Task description — Although the entries contain pictures, your copy should hold only their exact text.
╭──
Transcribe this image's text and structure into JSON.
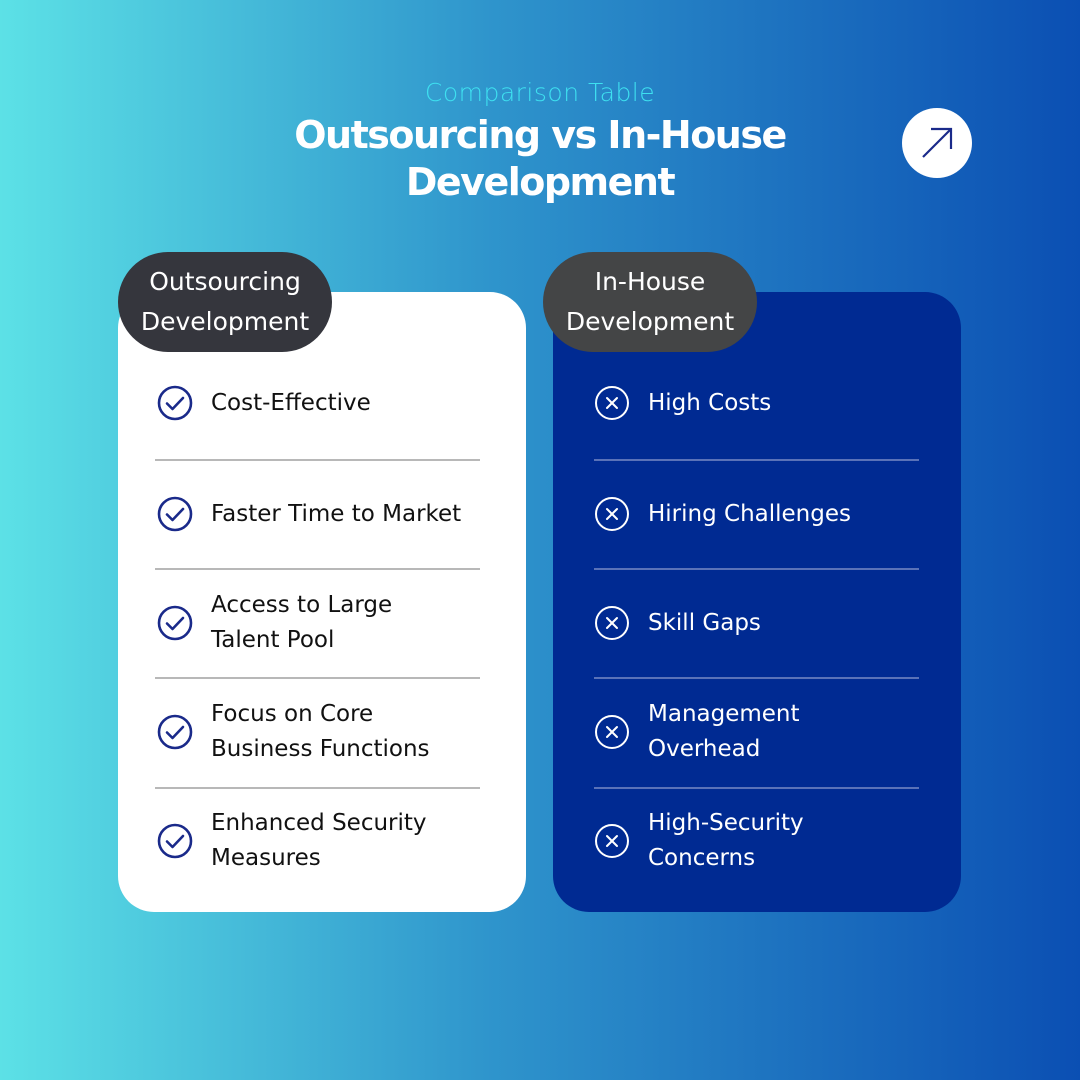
{
  "header": {
    "subtitle": "Comparison Table",
    "title_line1": "Outsourcing vs In-House",
    "title_line2": "Development",
    "arrow_icon": "arrow-up-right-icon"
  },
  "colors": {
    "background_start": "#5ce1e6",
    "background_end": "#0b4fb3",
    "left_card": "#ffffff",
    "right_card": "#002a92",
    "pill": "#35363d",
    "check_icon": "#1a2a8a",
    "accent_subtitle": "#3ee0f0"
  },
  "outsourcing": {
    "label_line1": "Outsourcing",
    "label_line2": "Development",
    "icon": "check-circle-icon",
    "items": [
      {
        "line1": "Cost-Effective",
        "line2": ""
      },
      {
        "line1": "Faster Time to Market",
        "line2": ""
      },
      {
        "line1": "Access to Large",
        "line2": "Talent Pool"
      },
      {
        "line1": "Focus on Core",
        "line2": "Business Functions"
      },
      {
        "line1": "Enhanced Security",
        "line2": "Measures"
      }
    ]
  },
  "inhouse": {
    "label_line1": "In-House",
    "label_line2": "Development",
    "icon": "x-circle-icon",
    "items": [
      {
        "line1": "High Costs",
        "line2": ""
      },
      {
        "line1": "Hiring Challenges",
        "line2": ""
      },
      {
        "line1": "Skill Gaps",
        "line2": ""
      },
      {
        "line1": "Management",
        "line2": "Overhead"
      },
      {
        "line1": "High-Security",
        "line2": "Concerns"
      }
    ]
  }
}
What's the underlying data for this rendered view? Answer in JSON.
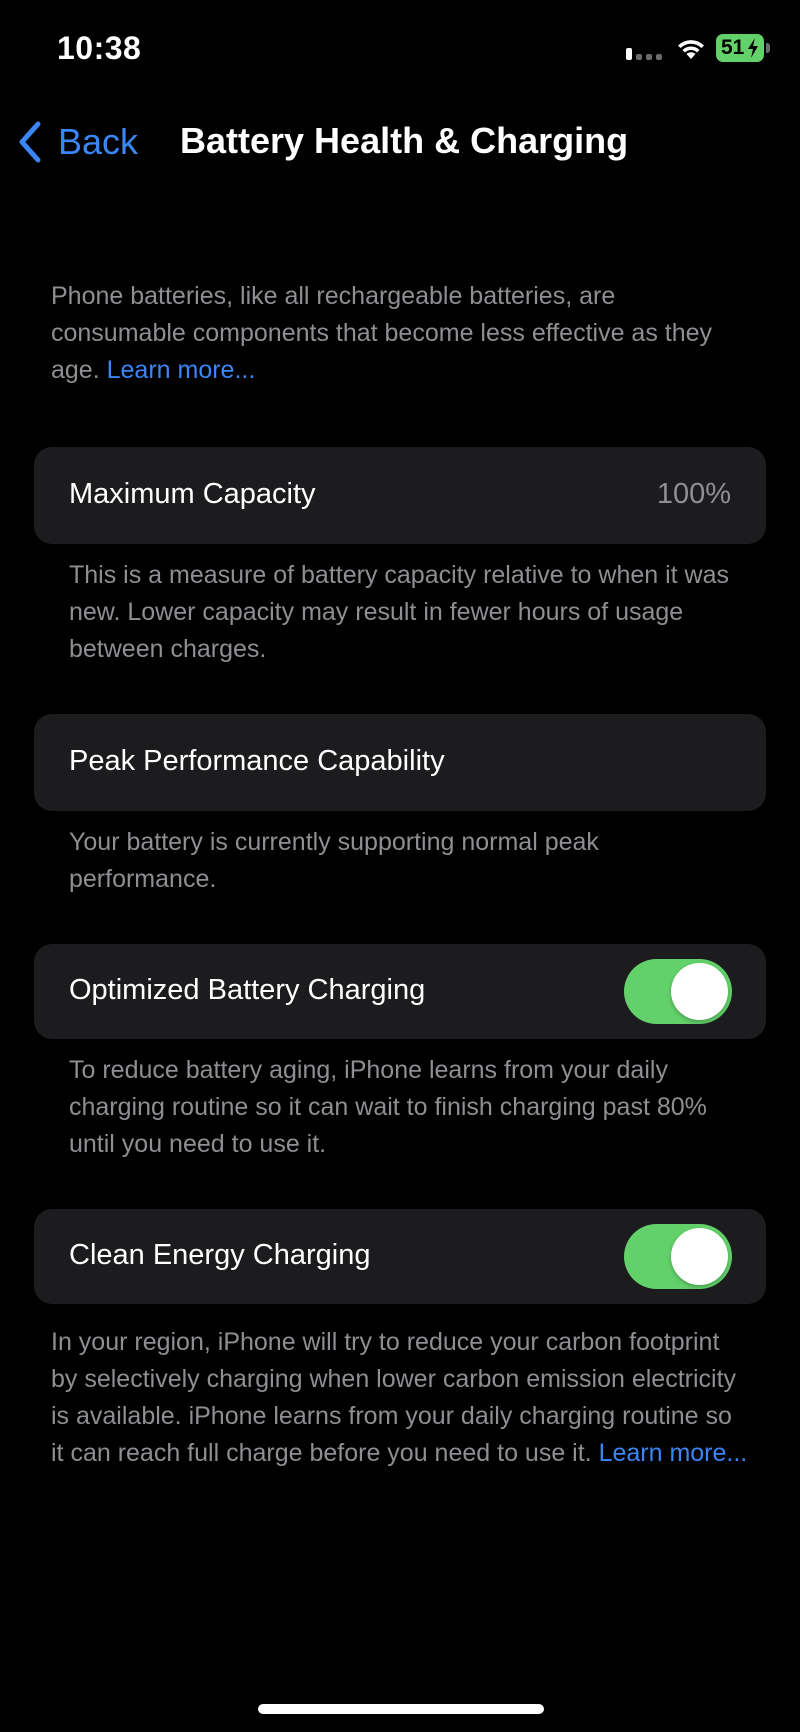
{
  "status_bar": {
    "time": "10:38",
    "battery_level": "51",
    "charging": true,
    "signal_icon": "cellular-signal-icon",
    "wifi_icon": "wifi-icon",
    "battery_color": "#63d16a"
  },
  "nav": {
    "back_label": "Back",
    "back_icon": "chevron-left-icon",
    "title": "Battery Health & Charging"
  },
  "intro": {
    "text": "Phone batteries, like all rechargeable batteries, are consumable components that become less effective as they age. ",
    "link": "Learn more..."
  },
  "sections": {
    "max_capacity": {
      "label": "Maximum Capacity",
      "value": "100%",
      "footnote": "This is a measure of battery capacity relative to when it was new. Lower capacity may result in fewer hours of usage between charges."
    },
    "peak_performance": {
      "label": "Peak Performance Capability",
      "footnote": "Your battery is currently supporting normal peak performance."
    },
    "optimized_charging": {
      "label": "Optimized Battery Charging",
      "enabled": true,
      "footnote": "To reduce battery aging, iPhone learns from your daily charging routine so it can wait to finish charging past 80% until you need to use it."
    },
    "clean_energy": {
      "label": "Clean Energy Charging",
      "enabled": true,
      "footnote": "In your region, iPhone will try to reduce your carbon footprint by selectively charging when lower carbon emission electricity is available. iPhone learns from your daily charging routine so it can reach full charge before you need to use it. ",
      "link": "Learn more..."
    }
  },
  "colors": {
    "background": "#000000",
    "card": "#1c1c1e",
    "accent": "#3a86f7",
    "toggle_on": "#63d16a",
    "secondary_text": "#8e8e93"
  }
}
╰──
Result of the task —
Transcribe this image's text and structure into JSON.
{
  "header": {
    "subtitle": "Comparison Table",
    "title_line1": "Outsourcing vs In-House",
    "title_line2": "Development",
    "arrow_icon": "arrow-up-right-icon"
  },
  "colors": {
    "background_start": "#5ce1e6",
    "background_end": "#0b4fb3",
    "left_card": "#ffffff",
    "right_card": "#002a92",
    "pill": "#35363d",
    "check_icon": "#1a2a8a",
    "accent_subtitle": "#3ee0f0"
  },
  "outsourcing": {
    "label_line1": "Outsourcing",
    "label_line2": "Development",
    "icon": "check-circle-icon",
    "items": [
      {
        "line1": "Cost-Effective",
        "line2": ""
      },
      {
        "line1": "Faster Time to Market",
        "line2": ""
      },
      {
        "line1": "Access to Large",
        "line2": "Talent Pool"
      },
      {
        "line1": "Focus on Core",
        "line2": "Business Functions"
      },
      {
        "line1": "Enhanced Security",
        "line2": "Measures"
      }
    ]
  },
  "inhouse": {
    "label_line1": "In-House",
    "label_line2": "Development",
    "icon": "x-circle-icon",
    "items": [
      {
        "line1": "High Costs",
        "line2": ""
      },
      {
        "line1": "Hiring Challenges",
        "line2": ""
      },
      {
        "line1": "Skill Gaps",
        "line2": ""
      },
      {
        "line1": "Management",
        "line2": "Overhead"
      },
      {
        "line1": "High-Security",
        "line2": "Concerns"
      }
    ]
  }
}
What's the underlying data for this rendered view? Answer in JSON.
{
  "status_bar": {
    "time": "10:38",
    "battery_level": "51",
    "charging": true,
    "signal_icon": "cellular-signal-icon",
    "wifi_icon": "wifi-icon",
    "battery_color": "#63d16a"
  },
  "nav": {
    "back_label": "Back",
    "back_icon": "chevron-left-icon",
    "title": "Battery Health & Charging"
  },
  "intro": {
    "text": "Phone batteries, like all rechargeable batteries, are consumable components that become less effective as they age. ",
    "link": "Learn more..."
  },
  "sections": {
    "max_capacity": {
      "label": "Maximum Capacity",
      "value": "100%",
      "footnote": "This is a measure of battery capacity relative to when it was new. Lower capacity may result in fewer hours of usage between charges."
    },
    "peak_performance": {
      "label": "Peak Performance Capability",
      "footnote": "Your battery is currently supporting normal peak performance."
    },
    "optimized_charging": {
      "label": "Optimized Battery Charging",
      "enabled": true,
      "footnote": "To reduce battery aging, iPhone learns from your daily charging routine so it can wait to finish charging past 80% until you need to use it."
    },
    "clean_energy": {
      "label": "Clean Energy Charging",
      "enabled": true,
      "footnote": "In your region, iPhone will try to reduce your carbon footprint by selectively charging when lower carbon emission electricity is available. iPhone learns from your daily charging routine so it can reach full charge before you need to use it. ",
      "link": "Learn more..."
    }
  },
  "colors": {
    "background": "#000000",
    "card": "#1c1c1e",
    "accent": "#3a86f7",
    "toggle_on": "#63d16a",
    "secondary_text": "#8e8e93"
  }
}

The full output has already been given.